Can I have surgery?

YES, it is absolutely possible to have surgery when you have lupus but there are 3 important precautions to know.

In case of antiphospholipid syndrome (with a risk of "clot"), you should be careful because you must stop antivitamin K anticoagulation (oral anticoagulation) just before the operation and resume it immediately based on the recommendations of your doctor. In case of stopping oral anticoagulation, the operation should be supervised by subcutaneous anticoagulation. Some "surgical" procedures can be done with moderate anticoagulation. Your referring doctor can put you in contact with the right people. Sometimes, people with antiphospholipid antibody syndrome (APS) may face damage of the heart valves that requires complementing the surgery with antibiotic therapy.

In case of immunosuppressive therapy and/or cortisone, there is a risk of infection after the surgery. If necessary, according to your doctor's recommendations, your treatment may be modified temporarily to reduce this risk of infection. You may also be offered antibiotics before the operation.
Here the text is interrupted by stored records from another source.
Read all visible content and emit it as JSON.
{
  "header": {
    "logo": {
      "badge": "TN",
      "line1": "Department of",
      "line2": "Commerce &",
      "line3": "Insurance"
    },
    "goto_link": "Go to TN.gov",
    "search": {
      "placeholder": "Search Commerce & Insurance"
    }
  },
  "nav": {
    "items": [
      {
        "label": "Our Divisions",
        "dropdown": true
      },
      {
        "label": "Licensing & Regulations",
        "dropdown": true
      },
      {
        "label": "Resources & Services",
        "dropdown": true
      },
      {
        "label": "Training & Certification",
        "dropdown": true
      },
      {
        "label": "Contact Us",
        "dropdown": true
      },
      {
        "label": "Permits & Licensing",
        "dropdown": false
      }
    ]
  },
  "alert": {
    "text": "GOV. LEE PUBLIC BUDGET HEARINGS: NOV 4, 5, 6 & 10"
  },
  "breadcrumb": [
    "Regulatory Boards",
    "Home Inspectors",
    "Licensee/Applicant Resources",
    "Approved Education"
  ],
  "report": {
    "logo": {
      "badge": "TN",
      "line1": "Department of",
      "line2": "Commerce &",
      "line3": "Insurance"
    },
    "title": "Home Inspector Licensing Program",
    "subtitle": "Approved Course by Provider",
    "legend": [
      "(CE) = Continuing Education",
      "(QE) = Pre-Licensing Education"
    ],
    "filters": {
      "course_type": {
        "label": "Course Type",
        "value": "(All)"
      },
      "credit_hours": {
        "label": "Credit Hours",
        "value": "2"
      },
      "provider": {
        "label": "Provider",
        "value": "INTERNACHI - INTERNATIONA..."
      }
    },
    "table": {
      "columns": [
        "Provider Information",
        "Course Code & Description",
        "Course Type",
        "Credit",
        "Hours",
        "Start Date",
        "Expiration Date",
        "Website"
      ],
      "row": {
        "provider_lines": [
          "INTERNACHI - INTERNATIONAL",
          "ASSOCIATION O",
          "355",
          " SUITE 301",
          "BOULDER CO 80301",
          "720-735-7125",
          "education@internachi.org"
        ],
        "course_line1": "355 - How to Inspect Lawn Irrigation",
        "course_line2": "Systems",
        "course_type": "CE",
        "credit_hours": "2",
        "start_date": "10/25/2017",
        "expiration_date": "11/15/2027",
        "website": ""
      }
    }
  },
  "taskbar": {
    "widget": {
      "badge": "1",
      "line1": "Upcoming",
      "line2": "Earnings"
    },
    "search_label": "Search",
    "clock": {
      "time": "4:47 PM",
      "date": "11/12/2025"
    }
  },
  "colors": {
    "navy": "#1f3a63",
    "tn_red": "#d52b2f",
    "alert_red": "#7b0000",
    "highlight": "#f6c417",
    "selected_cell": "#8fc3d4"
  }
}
If you have been taking cortisone for a long time, it should not be stopped after a surgery as you would be at risk of adrenal insufficiency. Indeed, prolonged intake of cortisone can put your adrenal glands "at rest", so they are not able to produce enough cortisone to control the stress of a surgery.

Thus, any surgery is possible in lupus, but it is essential to inform the doctor and surgeon who will take care of you. Contact should be made with the doctor who is caring for your lupus to properly convey the important medical elements and the treatment you are taking. If you are considering cosmetic surgery, discuss it with your referring doctor for lupus. This is certainly achievable if you wish so, but without taking any risk (including no untimely stopping of anticoagulants !).


Surgery is possible provided you consider 3 important situations:

> If you have antiphospholipid syndrome

> If you have immunosuppressive therapy and/or cortisone

> If you have been taking cortisone for a long time.

It is therefore essential to inform the doctor and surgeon who will take care of you for the surgery, as well as your doctor who takes care of your lupus.

Share with your family